The main objectives of the test phase (calibration phase) were to ensure that the plant’s basic functions were working properly, as well as to define key parameters. The experiences are documented in a technical-scientific manual, which will help researchers to become familiar with the opportunities offered by the FSA and provide important information for the planning of projects in the future. During the test phase, further objectives were among other things to compare the research results obtained from the mesocosms with different types of natural aquatic systems, to verify the stability and the dynamics of the biocoenosis in the mesocosms as well as the biological synchronicity of identical systems in uncontaminated state.
The comparison of selected natural flowing and stagnant water bodies (reference ecosystems) with the stream and pond mesocosms showed that the FSA provides the overall conditions for modelling various types of water bodies (Fig.1). However, it also became apparent that in the case of streams operated in circulation mode in the summer, only simulation of summer warm stream systems is possible, since the exposed streams warm up quickly and no cooling (ground) water is added to them. Summer cold rivers can only be simulated in the indoor streams during the cold season.

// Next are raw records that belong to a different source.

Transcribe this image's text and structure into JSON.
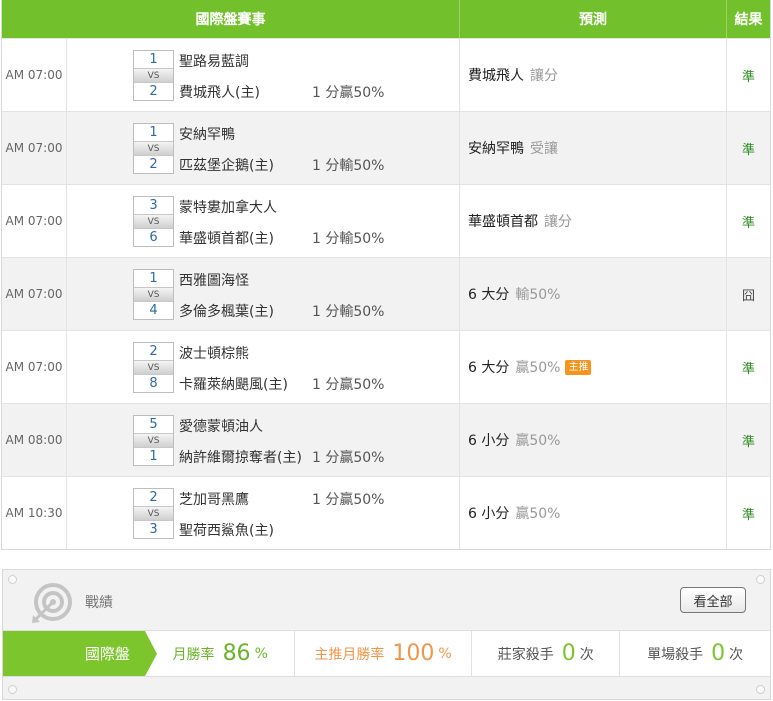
{
  "header": {
    "match": "國際盤賽事",
    "prediction": "預測",
    "result": "結果"
  },
  "vs_label": "VS",
  "games": [
    {
      "time": "AM 07:00",
      "score1": "1",
      "score2": "2",
      "team1": "聖路易藍調",
      "team2": "費城飛人(主)",
      "handicap_row": 2,
      "handicap": "1 分贏50%",
      "pick": "費城飛人",
      "pick_sub": "讓分",
      "tag": "",
      "result": "準"
    },
    {
      "time": "AM 07:00",
      "score1": "1",
      "score2": "2",
      "team1": "安納罕鴨",
      "team2": "匹茲堡企鵝(主)",
      "handicap_row": 2,
      "handicap": "1 分輸50%",
      "pick": "安納罕鴨",
      "pick_sub": "受讓",
      "tag": "",
      "result": "準"
    },
    {
      "time": "AM 07:00",
      "score1": "3",
      "score2": "6",
      "team1": "蒙特婁加拿大人",
      "team2": "華盛頓首都(主)",
      "handicap_row": 2,
      "handicap": "1 分輸50%",
      "pick": "華盛頓首都",
      "pick_sub": "讓分",
      "tag": "",
      "result": "準"
    },
    {
      "time": "AM 07:00",
      "score1": "1",
      "score2": "4",
      "team1": "西雅圖海怪",
      "team2": "多倫多楓葉(主)",
      "handicap_row": 2,
      "handicap": "1 分輸50%",
      "pick": "6 大分",
      "pick_sub": "輸50%",
      "tag": "",
      "result": "囧"
    },
    {
      "time": "AM 07:00",
      "score1": "2",
      "score2": "8",
      "team1": "波士頓棕熊",
      "team2": "卡羅萊納颶風(主)",
      "handicap_row": 2,
      "handicap": "1 分贏50%",
      "pick": "6 大分",
      "pick_sub": "贏50%",
      "tag": "主推",
      "result": "準"
    },
    {
      "time": "AM 08:00",
      "score1": "5",
      "score2": "1",
      "team1": "愛德蒙頓油人",
      "team2": "納許維爾掠奪者(主)",
      "handicap_row": 2,
      "handicap": "1 分贏50%",
      "pick": "6 小分",
      "pick_sub": "贏50%",
      "tag": "",
      "result": "準"
    },
    {
      "time": "AM 10:30",
      "score1": "2",
      "score2": "3",
      "team1": "芝加哥黑鷹",
      "team2": "聖荷西鯊魚(主)",
      "handicap_row": 1,
      "handicap": "1 分贏50%",
      "pick": "6 小分",
      "pick_sub": "贏50%",
      "tag": "",
      "result": "準"
    }
  ],
  "stats_panel": {
    "title": "戰績",
    "view_all": "看全部",
    "category": "國際盤",
    "monthly_win_label": "月勝率",
    "monthly_win_value": "86",
    "monthly_win_unit": "%",
    "top_pick_label": "主推月勝率",
    "top_pick_value": "100",
    "top_pick_unit": "%",
    "bookie_killer_label": "莊家殺手",
    "bookie_killer_value": "0",
    "bookie_killer_unit": "次",
    "single_killer_label": "單場殺手",
    "single_killer_value": "0",
    "single_killer_unit": "次",
    "colors": {
      "green": "#7cc52c",
      "orange": "#f0964a",
      "header_green": "#72c02c"
    }
  }
}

In studies on the synchronicity of the systems (parallel development of all systems with regard to the biological dynamics and their impact on functional parameters like O 2 , nutrient budget etc.), it was asserted that the design and construction of mesocosm systems must pay particular attention to the placement of soft sediment and to identical direct and indirect lighting.
If this is not considered, the systems can diverge rapidly and no definite statements on the effects of pollution can then be deduced from the results. Sediment management management, in particular of the flowing water systems, will therefore play an important role in management of the FSA in future.